§ **WHAT TO DO**
Write out all of the entries below word for word.

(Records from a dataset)

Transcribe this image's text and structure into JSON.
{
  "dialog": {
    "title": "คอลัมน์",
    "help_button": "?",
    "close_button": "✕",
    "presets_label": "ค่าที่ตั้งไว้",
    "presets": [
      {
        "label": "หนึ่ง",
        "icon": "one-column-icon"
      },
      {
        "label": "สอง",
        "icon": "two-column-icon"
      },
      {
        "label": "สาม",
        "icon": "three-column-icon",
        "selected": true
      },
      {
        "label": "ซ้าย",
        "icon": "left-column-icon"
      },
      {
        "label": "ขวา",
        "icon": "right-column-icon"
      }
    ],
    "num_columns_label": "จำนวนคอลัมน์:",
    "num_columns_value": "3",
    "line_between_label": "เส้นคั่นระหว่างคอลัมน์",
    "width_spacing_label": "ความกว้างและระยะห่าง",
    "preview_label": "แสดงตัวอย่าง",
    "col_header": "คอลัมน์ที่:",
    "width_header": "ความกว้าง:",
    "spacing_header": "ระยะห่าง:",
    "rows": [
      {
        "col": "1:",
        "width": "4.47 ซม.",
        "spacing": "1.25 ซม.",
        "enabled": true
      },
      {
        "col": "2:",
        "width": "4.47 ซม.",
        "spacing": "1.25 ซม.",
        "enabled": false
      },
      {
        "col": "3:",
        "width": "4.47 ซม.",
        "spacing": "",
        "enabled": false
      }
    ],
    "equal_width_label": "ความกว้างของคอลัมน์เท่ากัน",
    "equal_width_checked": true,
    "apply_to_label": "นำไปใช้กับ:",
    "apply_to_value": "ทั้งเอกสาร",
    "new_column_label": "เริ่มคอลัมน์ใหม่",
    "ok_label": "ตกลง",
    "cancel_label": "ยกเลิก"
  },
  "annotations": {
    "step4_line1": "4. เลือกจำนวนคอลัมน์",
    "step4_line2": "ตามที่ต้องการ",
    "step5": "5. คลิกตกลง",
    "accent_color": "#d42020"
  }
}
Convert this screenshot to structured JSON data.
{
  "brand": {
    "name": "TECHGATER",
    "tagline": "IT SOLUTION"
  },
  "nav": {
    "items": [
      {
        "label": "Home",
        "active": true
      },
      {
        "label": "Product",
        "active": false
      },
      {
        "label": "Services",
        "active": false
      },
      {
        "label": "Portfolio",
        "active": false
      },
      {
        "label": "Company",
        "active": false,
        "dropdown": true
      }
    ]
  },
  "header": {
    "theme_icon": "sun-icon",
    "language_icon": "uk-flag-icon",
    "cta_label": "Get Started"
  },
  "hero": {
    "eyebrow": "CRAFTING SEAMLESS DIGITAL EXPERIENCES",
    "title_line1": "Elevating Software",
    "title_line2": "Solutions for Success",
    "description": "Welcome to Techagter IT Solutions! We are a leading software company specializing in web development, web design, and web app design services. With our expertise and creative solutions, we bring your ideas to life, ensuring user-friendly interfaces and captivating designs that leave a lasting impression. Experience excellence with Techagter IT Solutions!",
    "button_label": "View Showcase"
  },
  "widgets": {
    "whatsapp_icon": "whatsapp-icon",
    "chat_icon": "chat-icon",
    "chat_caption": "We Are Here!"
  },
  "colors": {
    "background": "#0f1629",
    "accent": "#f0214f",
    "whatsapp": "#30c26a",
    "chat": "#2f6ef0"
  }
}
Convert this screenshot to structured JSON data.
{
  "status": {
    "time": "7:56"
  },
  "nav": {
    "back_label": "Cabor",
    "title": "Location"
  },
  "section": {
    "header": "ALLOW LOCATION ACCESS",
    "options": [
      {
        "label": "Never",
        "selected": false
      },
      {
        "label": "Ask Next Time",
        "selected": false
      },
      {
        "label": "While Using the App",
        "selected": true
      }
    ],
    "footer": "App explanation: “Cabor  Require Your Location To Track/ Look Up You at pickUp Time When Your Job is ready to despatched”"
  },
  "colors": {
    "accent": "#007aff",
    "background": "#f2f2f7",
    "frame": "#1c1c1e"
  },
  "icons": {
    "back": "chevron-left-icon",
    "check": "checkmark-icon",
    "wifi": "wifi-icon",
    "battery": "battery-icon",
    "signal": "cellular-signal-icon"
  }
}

§ **SOLVED EXERCISE**
Transcribe this image's text and structure into JSON.
{
  "dialog": {
    "title": "คอลัมน์",
    "help_button": "?",
    "close_button": "✕",
    "presets_label": "ค่าที่ตั้งไว้",
    "presets": [
      {
        "label": "หนึ่ง",
        "icon": "one-column-icon"
      },
      {
        "label": "สอง",
        "icon": "two-column-icon"
      },
      {
        "label": "สาม",
        "icon": "three-column-icon",
        "selected": true
      },
      {
        "label": "ซ้าย",
        "icon": "left-column-icon"
      },
      {
        "label": "ขวา",
        "icon": "right-column-icon"
      }
    ],
    "num_columns_label": "จำนวนคอลัมน์:",
    "num_columns_value": "3",
    "line_between_label": "เส้นคั่นระหว่างคอลัมน์",
    "width_spacing_label": "ความกว้างและระยะห่าง",
    "preview_label": "แสดงตัวอย่าง",
    "col_header": "คอลัมน์ที่:",
    "width_header": "ความกว้าง:",
    "spacing_header": "ระยะห่าง:",
    "rows": [
      {
        "col": "1:",
        "width": "4.47 ซม.",
        "spacing": "1.25 ซม.",
        "enabled": true
      },
      {
        "col": "2:",
        "width": "4.47 ซม.",
        "spacing": "1.25 ซม.",
        "enabled": false
      },
      {
        "col": "3:",
        "width": "4.47 ซม.",
        "spacing": "",
        "enabled": false
      }
    ],
    "equal_width_label": "ความกว้างของคอลัมน์เท่ากัน",
    "equal_width_checked": true,
    "apply_to_label": "นำไปใช้กับ:",
    "apply_to_value": "ทั้งเอกสาร",
    "new_column_label": "เริ่มคอลัมน์ใหม่",
    "ok_label": "ตกลง",
    "cancel_label": "ยกเลิก"
  },
  "annotations": {
    "step4_line1": "4. เลือกจำนวนคอลัมน์",
    "step4_line2": "ตามที่ต้องการ",
    "step5": "5. คลิกตกลง",
    "accent_color": "#d42020"
  }
}
Convert this screenshot to structured JSON data.
{
  "brand": {
    "name": "TECHGATER",
    "tagline": "IT SOLUTION"
  },
  "nav": {
    "items": [
      {
        "label": "Home",
        "active": true
      },
      {
        "label": "Product",
        "active": false
      },
      {
        "label": "Services",
        "active": false
      },
      {
        "label": "Portfolio",
        "active": false
      },
      {
        "label": "Company",
        "active": false,
        "dropdown": true
      }
    ]
  },
  "header": {
    "theme_icon": "sun-icon",
    "language_icon": "uk-flag-icon",
    "cta_label": "Get Started"
  },
  "hero": {
    "eyebrow": "CRAFTING SEAMLESS DIGITAL EXPERIENCES",
    "title_line1": "Elevating Software",
    "title_line2": "Solutions for Success",
    "description": "Welcome to Techagter IT Solutions! We are a leading software company specializing in web development, web design, and web app design services. With our expertise and creative solutions, we bring your ideas to life, ensuring user-friendly interfaces and captivating designs that leave a lasting impression. Experience excellence with Techagter IT Solutions!",
    "button_label": "View Showcase"
  },
  "widgets": {
    "whatsapp_icon": "whatsapp-icon",
    "chat_icon": "chat-icon",
    "chat_caption": "We Are Here!"
  },
  "colors": {
    "background": "#0f1629",
    "accent": "#f0214f",
    "whatsapp": "#30c26a",
    "chat": "#2f6ef0"
  }
}
Convert this screenshot to structured JSON data.
{
  "status": {
    "time": "7:56"
  },
  "nav": {
    "back_label": "Cabor",
    "title": "Location"
  },
  "section": {
    "header": "ALLOW LOCATION ACCESS",
    "options": [
      {
        "label": "Never",
        "selected": false
      },
      {
        "label": "Ask Next Time",
        "selected": false
      },
      {
        "label": "While Using the App",
        "selected": true
      }
    ],
    "footer": "App explanation: “Cabor  Require Your Location To Track/ Look Up You at pickUp Time When Your Job is ready to despatched”"
  },
  "colors": {
    "accent": "#007aff",
    "background": "#f2f2f7",
    "frame": "#1c1c1e"
  },
  "icons": {
    "back": "chevron-left-icon",
    "check": "checkmark-icon",
    "wifi": "wifi-icon",
    "battery": "battery-icon",
    "signal": "cellular-signal-icon"
  }
}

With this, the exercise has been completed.